• **Input records**:
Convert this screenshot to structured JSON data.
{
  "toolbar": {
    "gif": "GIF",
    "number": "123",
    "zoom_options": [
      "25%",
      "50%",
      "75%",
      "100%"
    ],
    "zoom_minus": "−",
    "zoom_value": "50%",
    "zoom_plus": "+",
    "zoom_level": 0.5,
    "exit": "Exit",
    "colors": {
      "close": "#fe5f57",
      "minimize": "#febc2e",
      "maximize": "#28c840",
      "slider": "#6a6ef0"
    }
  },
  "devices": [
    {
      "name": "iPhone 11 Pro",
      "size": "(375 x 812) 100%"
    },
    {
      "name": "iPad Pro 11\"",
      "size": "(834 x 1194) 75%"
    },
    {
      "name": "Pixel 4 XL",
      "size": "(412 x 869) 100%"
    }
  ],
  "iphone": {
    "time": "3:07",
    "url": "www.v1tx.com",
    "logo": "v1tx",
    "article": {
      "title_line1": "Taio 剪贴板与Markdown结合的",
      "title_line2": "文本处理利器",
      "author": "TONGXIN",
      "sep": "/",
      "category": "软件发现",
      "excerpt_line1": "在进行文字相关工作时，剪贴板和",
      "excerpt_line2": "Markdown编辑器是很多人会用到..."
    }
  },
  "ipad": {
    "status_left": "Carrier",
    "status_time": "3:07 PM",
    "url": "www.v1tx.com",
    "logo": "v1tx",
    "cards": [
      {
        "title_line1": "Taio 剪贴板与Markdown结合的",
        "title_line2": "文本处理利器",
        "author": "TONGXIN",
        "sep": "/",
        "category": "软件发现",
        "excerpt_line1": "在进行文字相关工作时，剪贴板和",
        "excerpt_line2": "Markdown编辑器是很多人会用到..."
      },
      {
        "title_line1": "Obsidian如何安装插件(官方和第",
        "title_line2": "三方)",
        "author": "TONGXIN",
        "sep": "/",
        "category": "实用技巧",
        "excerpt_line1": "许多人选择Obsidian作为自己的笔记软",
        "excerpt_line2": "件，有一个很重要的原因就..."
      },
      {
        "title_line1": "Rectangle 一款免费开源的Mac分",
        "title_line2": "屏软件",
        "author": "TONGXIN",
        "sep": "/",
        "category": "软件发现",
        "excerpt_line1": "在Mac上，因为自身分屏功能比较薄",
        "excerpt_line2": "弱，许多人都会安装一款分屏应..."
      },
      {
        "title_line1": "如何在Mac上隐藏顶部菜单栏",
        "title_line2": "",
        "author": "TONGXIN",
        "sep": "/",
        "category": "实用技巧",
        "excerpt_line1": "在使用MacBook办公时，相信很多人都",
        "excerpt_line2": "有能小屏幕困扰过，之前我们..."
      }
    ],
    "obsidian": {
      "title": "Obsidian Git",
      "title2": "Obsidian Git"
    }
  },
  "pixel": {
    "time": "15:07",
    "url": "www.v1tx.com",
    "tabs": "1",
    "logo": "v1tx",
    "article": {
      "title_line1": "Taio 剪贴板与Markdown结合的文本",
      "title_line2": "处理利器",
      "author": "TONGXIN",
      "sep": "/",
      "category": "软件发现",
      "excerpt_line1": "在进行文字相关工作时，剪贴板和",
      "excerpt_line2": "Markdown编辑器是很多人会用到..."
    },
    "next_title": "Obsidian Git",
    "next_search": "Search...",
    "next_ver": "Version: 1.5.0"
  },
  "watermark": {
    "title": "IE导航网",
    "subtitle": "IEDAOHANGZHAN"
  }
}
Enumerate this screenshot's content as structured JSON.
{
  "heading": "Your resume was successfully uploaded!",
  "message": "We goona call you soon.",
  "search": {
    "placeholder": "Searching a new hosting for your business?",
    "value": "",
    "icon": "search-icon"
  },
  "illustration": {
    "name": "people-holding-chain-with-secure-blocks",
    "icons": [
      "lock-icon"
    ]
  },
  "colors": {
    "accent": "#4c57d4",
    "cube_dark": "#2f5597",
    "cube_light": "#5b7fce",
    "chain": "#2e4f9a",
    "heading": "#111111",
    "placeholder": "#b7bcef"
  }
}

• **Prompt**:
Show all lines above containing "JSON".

• **Written reply**:
Convert this screenshot to structured JSON data.
Enumerate this screenshot's content as structured JSON.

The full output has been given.